Two professional architects whose worlds are immersed in design, and who now have ties to Cape Ann, also delve into their own personal artistic realm in the areas of watercolor painting and weaving.
At the behest of Mercury Gallery, Alan Joslin and Deborah Epstein of the Cambridge-based Epstein Joslin Architects Inc. will share their private work at a new show opening in Rockport with a public reception on Saturday.
Both are graduates of the Master of Architecture program at the Massachusetts Institute of Technology.
Joslin and Epstein, who have been married for 25 years with two grown children, are part of a rejuvenation of fine art establishments on Cape Ann. They were the architects who designed Rockport's $20 million music hall and who just earlier this month were hired to transform the Gloucsester Stage Company into a venue that takes advantage of the entire space that used to house a car dealership in another era.
These multi-dimensional architects both have experience in theater. In addition to large design projects, Joslin also works in set design. Epstein, as an undergraduate at Barnard College, majored in costume design and worked at the New York Shakespeare Festival costume shop.
In terms of their hand-created arts, their painting and weaving are extensions of how they perceive their world visually on a smaller scale as compared to their large architectural projects, one which sits right across the street from the gallery at the Shalin Liu Performance Center built by Rockport Music.
The show now hanging at the Mercury Gallery juxtaposes the small framed sketchbook size paintings by Joslin with the framed woven work by Epstein, in addition to a few large unframed wall hangings that reflect her interpretations of the natural world, including works inspired by an Italian marble quarry, a colorful tree bark and brilliant lichen.
The ancient art of weaving dovetails with Epstein's tactile personality and it is an art form that has a meditative element to it as she puts into texture her design from paper.
"I try to capture qualities of nature: lichens, water, stone — all stand alone as compositions of color, texture, materials and structure," she said.
Epstein weaves on her loom with a variety of fibers including wool, alpaca, silk and linen, as well as scraps of materials that may include a pink plaid print or scraps of iridescent fabric. She even explains to a visitor how fabric acquires its iridescent look by using contrasting colors woven at right angles, which creates the shimmering effect.

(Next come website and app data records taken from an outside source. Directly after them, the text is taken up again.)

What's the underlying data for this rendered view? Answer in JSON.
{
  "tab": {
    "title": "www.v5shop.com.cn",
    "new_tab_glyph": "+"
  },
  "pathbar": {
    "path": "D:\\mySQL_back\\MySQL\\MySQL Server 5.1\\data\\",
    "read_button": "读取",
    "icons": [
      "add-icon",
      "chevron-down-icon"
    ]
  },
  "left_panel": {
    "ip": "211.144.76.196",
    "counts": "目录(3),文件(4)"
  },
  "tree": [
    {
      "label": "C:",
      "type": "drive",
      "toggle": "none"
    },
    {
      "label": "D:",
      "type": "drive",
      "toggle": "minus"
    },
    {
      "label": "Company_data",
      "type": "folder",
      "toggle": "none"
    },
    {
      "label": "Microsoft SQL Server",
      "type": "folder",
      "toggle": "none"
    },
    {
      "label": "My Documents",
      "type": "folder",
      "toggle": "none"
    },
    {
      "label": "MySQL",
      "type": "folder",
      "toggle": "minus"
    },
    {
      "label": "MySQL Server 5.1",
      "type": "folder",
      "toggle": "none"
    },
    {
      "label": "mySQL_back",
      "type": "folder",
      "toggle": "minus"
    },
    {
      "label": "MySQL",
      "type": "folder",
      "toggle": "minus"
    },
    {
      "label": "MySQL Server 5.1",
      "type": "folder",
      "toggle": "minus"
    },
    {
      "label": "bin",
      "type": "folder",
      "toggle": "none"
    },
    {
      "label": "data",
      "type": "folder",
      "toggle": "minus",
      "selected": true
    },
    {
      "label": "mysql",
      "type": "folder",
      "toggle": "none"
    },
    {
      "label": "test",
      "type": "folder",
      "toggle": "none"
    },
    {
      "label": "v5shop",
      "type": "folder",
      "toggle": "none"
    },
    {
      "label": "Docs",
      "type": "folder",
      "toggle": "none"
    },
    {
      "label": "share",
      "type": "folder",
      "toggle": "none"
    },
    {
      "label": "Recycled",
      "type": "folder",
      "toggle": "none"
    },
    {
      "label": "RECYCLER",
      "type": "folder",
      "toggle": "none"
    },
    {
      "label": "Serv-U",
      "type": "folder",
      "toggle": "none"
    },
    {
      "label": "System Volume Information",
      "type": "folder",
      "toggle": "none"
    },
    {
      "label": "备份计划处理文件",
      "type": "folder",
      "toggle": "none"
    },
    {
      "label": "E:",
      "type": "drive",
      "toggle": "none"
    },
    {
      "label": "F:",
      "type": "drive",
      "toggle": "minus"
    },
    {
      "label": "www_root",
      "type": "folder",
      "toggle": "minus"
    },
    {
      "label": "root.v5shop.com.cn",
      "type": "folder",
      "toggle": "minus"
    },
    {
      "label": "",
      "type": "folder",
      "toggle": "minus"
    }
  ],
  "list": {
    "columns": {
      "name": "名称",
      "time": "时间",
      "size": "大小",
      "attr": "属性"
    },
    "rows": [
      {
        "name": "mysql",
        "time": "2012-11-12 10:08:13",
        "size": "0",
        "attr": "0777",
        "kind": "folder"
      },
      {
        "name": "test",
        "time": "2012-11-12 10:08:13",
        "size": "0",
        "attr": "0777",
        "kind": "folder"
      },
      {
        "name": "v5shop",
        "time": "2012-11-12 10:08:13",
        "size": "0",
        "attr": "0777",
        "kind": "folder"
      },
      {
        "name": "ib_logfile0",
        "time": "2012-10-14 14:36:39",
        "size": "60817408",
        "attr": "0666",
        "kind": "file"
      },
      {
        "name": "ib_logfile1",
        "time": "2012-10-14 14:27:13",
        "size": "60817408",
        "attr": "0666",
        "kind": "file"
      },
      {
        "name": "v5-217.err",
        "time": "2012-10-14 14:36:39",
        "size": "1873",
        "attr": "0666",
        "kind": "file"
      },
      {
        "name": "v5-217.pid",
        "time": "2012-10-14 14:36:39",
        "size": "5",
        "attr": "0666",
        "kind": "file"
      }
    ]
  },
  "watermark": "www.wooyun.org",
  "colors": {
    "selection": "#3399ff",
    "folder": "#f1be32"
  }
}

"Alan has said that he finds people who discover professions that are akin to what they enjoyed as children that they are likely to be happy as adults," said Epstein, who has proved the adage true, learning to spin at 14, followed by learning to sew and knit.
"I've always just liked the feel of fibers of any kind, the way it feels in my hand," she said.
Joslin noted that their art runs parallel to their roles in the office.
"Deb is taken by color, materials and the beauty of assembling them. She has this sensitivity to natural elements and does this extraordinary work that creates texture and the character to the interior and exterior surfaces, while I'm usually orchestrating the big gestures, how a building sits on the street, how people move in and through, how context, people and spaces relate to each other," he said.
As an architect, Joslin constantly studies how people interact with their environment, and as an artist he does the same.
"These sketches are about the idea of place and what makes them exciting to inhabit," he said. "My art focuses on the civic energy of the urban center as well as the interplay of forces in the natural landscape."
The scenes in the Mercury Gallery show include images of the French-inspired architecture of Quebec City, a town in Greece and a Rockport quarry, in addition to figure drawings. After Hurricane Katrina, the couple went down to New Orleans to help out and one night they went to hear the Preservation Hall Jazz Band and the result is a vibrant small pencil drawing of the energy emanating from the musicians in that historic room.
Joslin sees energy in structure as well as in figures.
"When sketching a figure, it's about capturing the movement of form or it could be the energy of a building," he said. "The Chateau Frontenac Hotel is as much a figure as a building when I tried to capture its essence of place in a sketch."
Amnon Goldman, the gallery owner, asked the couple if he could show their personal art works because he was struck by their diverse backgrounds.
"He knows anatomy. He knows how people move around and the knowledge of anatomy is fundamental for any art, especially for architecture," said Goldman. "I saw some of his drawings and I was very taken with them, specifically I am interested in the human aspect of art. Art is about life and it's about understanding, regardless of the discipline. It's about how we as humans move in space and relate to space."
Then Goldman learned about Epstein's weaving skills.
"She articulates her visual idea and turns an abstract concept of color and shape into the material," he said. "Her work is also about the human element. We as humans use fabric for shelter, for clothing, for warmth, and home decor and she turns it into an object of beauty, a visual idea."
Gail McCarthy can be reached at 978-283-7000, x3445, or at firstname.lastname@example.org.
What: Deborah Epstein Woven Work/Alan Joslin Sketchbooks
When: Opening reception with the artists on Saturday, May 28, from 5 p.m. to 7 p.m.
Where: Mercury Gallery at 20 Main St. in Rockport
The show runs through June 14. The gallery is open 10 a.m. to 5 p.m. daily, and by appointment. For more information call 978-546-7620 or visit www.mercurygallery.com.